Day 54: Short Book Review, “Run Less Run Faster” by Bill Pierce, Scott Murr, and Ray Moss

Run Less Run Faster is a training manual for established runners who want to improve their race times while minimizing the risk of overuse injuries. The training program described in the book is built on real-world data and research drawn from the work of the Furman Institute of Running and Scientific Training (FIRST).

In essence, the book is a manual for improving your race time (5k to marathon distance) while only running three days each week.

Short Synopsis

Most running training plans suggest running five or six days per week, and on one or two of those days the prescribed run will be a long slow run. The central premise of the book is that running five or six days in a week, without sufficient rest days in between, dramatically increases your chance of experiencing an overuse injury. The solution the book proposes is to trim out those long, slow, recovery-type runs, which the authors of the book refer to as “junk miles”, and to replace them with non-weight-bearing cross-training.

The book proposes just three runs each week, all at fast tempos within striking distance of actual race tempos, with rest days in between. The program in the book suggests at least 2 days of cross-training using some sort of non-weight-bearing cardio exercise: cycling, rowing, or swimming. In addition, the book suggests regular weight training via a simple sequence of bodyweight exercises and a regular stretching routine.

In short, the book presents an entire training program for experienced runners who want to improve their race times while minimizing the risk of injury. The program includes three specific prescribed runs every week, two days of cardio cross-training, bodyweight exercises which should be completed at least three times per week, and a regular stretching routine.

In addition to presenting both the theory and practice of the training program, the book includes a number of quotes from runners who have used the program and seen gains in their race times while avoiding injury. The book also has a number of extensive tables which runners can use to determine the appropriate pace to run for the different runs prescribed by the program.

The book also has a chapter dedicated to new runners to try and help them ramp up to the amount of running prescribed in the program over a period of about 6 months (assuming they’re starting from zero).

What I Liked About the Book

The programs are detailed and complete.

While working out all the details certainly takes some effort, once you put in that effort you have a detailed training plan ranging from 12 to 16 weeks which you can use to target whatever race distance you’re running next (5k, 10k, half-marathon, or marathon) and even to create a plan of attack for qualifying for the Boston Marathon.

While the book is for established runners, it provides some guidance to beginner and intermediate runners.
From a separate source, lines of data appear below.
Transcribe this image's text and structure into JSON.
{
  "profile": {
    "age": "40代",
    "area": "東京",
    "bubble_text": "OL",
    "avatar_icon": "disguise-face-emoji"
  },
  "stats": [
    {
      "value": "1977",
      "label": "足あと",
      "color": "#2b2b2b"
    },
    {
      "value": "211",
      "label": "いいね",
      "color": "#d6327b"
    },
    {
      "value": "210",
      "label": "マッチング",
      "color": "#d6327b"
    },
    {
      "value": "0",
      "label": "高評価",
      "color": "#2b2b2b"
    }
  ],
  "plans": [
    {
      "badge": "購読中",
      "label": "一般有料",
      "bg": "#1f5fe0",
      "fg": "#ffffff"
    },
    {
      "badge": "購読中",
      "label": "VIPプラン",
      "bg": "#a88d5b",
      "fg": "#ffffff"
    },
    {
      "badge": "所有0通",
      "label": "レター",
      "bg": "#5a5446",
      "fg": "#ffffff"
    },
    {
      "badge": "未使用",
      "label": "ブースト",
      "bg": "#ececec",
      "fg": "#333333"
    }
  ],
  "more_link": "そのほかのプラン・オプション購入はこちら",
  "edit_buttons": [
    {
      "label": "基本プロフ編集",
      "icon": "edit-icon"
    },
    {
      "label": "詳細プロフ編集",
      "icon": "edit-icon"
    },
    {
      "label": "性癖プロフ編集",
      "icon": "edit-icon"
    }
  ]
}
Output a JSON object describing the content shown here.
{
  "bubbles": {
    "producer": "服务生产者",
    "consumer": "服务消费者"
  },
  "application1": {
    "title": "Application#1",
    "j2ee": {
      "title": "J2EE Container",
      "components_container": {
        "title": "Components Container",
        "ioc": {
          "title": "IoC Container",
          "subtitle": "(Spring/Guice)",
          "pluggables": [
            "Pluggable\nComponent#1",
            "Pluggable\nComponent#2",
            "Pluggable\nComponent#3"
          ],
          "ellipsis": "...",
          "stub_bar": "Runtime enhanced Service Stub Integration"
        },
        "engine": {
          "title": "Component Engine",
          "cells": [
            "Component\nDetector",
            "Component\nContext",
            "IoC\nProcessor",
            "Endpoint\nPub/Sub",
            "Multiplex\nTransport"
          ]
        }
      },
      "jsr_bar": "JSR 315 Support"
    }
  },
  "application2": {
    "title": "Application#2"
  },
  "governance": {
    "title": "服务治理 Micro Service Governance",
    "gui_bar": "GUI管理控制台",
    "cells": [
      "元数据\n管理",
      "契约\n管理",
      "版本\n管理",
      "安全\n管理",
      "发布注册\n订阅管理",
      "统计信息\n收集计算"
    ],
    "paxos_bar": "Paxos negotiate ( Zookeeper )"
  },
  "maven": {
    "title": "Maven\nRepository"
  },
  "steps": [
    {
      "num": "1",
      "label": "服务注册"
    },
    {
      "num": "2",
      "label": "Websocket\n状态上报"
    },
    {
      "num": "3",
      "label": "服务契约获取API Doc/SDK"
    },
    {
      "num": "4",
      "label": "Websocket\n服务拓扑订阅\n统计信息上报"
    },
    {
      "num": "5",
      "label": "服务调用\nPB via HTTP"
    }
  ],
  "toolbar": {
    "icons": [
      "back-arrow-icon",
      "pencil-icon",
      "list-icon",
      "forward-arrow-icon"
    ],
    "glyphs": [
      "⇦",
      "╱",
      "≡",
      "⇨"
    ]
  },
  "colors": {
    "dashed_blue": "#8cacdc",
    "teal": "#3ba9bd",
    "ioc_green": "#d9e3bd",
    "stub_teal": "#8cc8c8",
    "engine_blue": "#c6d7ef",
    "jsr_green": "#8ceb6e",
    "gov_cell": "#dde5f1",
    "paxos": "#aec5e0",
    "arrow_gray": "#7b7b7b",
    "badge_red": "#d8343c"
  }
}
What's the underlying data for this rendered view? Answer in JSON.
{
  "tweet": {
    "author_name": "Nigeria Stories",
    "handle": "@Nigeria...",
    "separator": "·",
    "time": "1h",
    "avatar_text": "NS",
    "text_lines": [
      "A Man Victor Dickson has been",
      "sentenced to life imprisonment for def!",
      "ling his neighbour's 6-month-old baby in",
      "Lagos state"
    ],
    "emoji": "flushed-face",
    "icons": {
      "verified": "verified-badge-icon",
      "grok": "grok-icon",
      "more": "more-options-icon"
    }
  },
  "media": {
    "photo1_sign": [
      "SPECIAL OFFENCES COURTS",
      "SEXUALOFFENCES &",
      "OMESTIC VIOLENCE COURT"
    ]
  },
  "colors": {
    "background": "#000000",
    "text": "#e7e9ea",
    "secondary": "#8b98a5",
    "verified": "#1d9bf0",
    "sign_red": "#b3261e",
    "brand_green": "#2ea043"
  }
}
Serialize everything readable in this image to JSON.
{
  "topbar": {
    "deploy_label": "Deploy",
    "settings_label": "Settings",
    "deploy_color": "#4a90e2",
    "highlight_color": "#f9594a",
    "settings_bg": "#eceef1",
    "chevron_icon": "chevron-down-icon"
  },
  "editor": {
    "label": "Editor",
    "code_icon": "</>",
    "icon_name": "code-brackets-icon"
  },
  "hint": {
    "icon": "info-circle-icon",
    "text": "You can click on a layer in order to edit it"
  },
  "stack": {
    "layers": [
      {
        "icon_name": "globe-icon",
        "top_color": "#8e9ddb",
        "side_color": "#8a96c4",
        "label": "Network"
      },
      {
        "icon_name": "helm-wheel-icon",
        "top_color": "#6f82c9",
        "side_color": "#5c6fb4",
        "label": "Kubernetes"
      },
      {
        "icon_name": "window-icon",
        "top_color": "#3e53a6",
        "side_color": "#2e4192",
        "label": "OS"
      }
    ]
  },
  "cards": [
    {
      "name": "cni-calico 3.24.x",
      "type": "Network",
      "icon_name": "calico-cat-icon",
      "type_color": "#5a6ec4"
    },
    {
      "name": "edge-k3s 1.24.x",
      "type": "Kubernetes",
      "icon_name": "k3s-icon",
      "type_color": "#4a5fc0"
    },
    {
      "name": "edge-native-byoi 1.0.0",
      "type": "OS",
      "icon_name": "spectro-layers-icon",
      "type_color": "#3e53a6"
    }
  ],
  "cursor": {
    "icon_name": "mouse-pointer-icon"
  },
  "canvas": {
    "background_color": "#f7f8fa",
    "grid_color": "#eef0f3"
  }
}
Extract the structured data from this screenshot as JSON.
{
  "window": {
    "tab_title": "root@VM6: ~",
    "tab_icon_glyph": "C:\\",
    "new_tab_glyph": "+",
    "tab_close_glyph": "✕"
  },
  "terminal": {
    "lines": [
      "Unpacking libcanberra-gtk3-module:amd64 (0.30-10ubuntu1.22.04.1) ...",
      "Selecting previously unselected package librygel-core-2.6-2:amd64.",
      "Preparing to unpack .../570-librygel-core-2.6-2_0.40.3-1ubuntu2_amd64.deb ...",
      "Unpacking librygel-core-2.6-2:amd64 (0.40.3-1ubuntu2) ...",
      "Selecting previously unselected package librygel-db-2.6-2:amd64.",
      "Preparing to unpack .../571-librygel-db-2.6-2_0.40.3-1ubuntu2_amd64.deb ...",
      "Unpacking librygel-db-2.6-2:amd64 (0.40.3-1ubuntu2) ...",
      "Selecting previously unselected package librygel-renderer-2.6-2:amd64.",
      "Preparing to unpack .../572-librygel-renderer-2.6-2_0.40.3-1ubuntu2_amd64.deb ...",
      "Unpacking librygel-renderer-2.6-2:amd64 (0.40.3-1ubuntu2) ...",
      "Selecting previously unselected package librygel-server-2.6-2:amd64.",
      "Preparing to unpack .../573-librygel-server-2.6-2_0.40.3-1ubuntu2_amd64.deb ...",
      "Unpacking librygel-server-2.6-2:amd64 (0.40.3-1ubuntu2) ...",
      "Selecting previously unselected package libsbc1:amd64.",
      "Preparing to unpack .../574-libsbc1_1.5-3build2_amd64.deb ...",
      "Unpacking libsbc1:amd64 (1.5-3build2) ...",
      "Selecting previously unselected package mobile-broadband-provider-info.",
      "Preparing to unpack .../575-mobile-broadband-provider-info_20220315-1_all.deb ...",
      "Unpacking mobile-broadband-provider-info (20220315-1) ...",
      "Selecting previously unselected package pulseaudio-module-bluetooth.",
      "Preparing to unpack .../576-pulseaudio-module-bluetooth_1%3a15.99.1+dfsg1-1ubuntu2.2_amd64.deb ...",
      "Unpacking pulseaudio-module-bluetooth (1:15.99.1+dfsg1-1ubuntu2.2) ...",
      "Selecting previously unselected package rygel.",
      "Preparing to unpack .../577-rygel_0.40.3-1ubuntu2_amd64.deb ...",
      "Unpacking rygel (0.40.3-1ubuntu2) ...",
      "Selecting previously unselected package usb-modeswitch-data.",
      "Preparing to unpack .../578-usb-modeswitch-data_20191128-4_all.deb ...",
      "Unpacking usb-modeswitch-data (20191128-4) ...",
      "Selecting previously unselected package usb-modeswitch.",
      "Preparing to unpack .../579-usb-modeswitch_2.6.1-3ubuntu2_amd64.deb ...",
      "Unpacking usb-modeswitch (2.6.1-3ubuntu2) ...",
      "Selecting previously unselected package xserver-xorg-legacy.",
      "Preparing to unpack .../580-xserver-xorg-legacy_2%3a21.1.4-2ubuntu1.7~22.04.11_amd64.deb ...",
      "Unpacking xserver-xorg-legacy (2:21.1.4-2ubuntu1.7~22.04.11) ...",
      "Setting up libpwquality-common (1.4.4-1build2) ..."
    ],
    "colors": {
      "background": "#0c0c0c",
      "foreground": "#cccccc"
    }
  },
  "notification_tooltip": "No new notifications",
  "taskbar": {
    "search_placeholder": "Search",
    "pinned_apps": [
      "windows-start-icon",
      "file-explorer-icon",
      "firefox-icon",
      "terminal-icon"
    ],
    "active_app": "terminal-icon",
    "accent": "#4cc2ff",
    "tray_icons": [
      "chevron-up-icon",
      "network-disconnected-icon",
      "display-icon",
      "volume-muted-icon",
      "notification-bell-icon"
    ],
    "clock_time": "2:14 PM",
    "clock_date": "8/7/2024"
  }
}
The book is definitely for established runners. Week one of the 5k training program has you running 10+ miles once you add in the warmup / cooldown jogs before and after each actual run. That is way too much for a brand new runner. The book compensates for this by including one chapter for new and intermediate runners that includes a bare-bones program for getting up to speed.

The running plans are incredibly detailed.

Each program consists of three different types of runs. The different types are each described in detail and pace guidance is highly specific. The program doesn’t leave any question about what you’re supposed to do. You know exactly what you’re supposed to do.

The program is fairly flexible.

The program allows space for illness, minor injury, and provides advice for completing the program even if you don’t have access to things like an actual running track.

What I Disliked About the Book

The program is complex. Perhaps that’s necessary, but I found it fairly daunting. If you aren’t used to measuring distance and pace precisely, you’re going to feel like you’re in over your head. If you’re someone who just likes to step out your door and enjoy a nice run, this program is not for you.

In addition, and perhaps this isn’t fair, but to some degree the book just wasn’t what I was expecting. In two different ways, I felt like the book was a bit of a bait-and-switch.

First, the cover of the book can give you the impression that all you have to do to become a faster and stronger runner is to run three times per week. Well, yes, but in addition you have to crosstrain twice per week, do a bodyweight exercise program several times a week, and spend 20-30 minutes every day stretching.

A program that seemed to demand just 2-3 hours per week, based on the title, will actually demand a solid 8-10 hours per week to do it all.

Second, the book is at least half charts and quotes from folks who use the program. I’d have loved to have seen the section for new runners expanded to two or three chapters and the amount of space dedicated to publishing the praise received from runners reduced.

Who Should Get the Book

This book is a great resource to folks who are serious about running faster.

It will be particularly valuable to experienced runners who want to improve their race performance without running more than three days per week to minimize the chance of injury. In addition, I’m struck that the program seems a particularly strong fit for triathletes whose swimming and cycling workouts will be a natural fit for the cross-training included in the program.

If you buy this book, go in with your eyes open. A lot of the book is tables of data and letters written by runners to the authors. If you buy the book, you’re buying it for the information and for the program, not because it makes for riveting reading.

Leave a Comment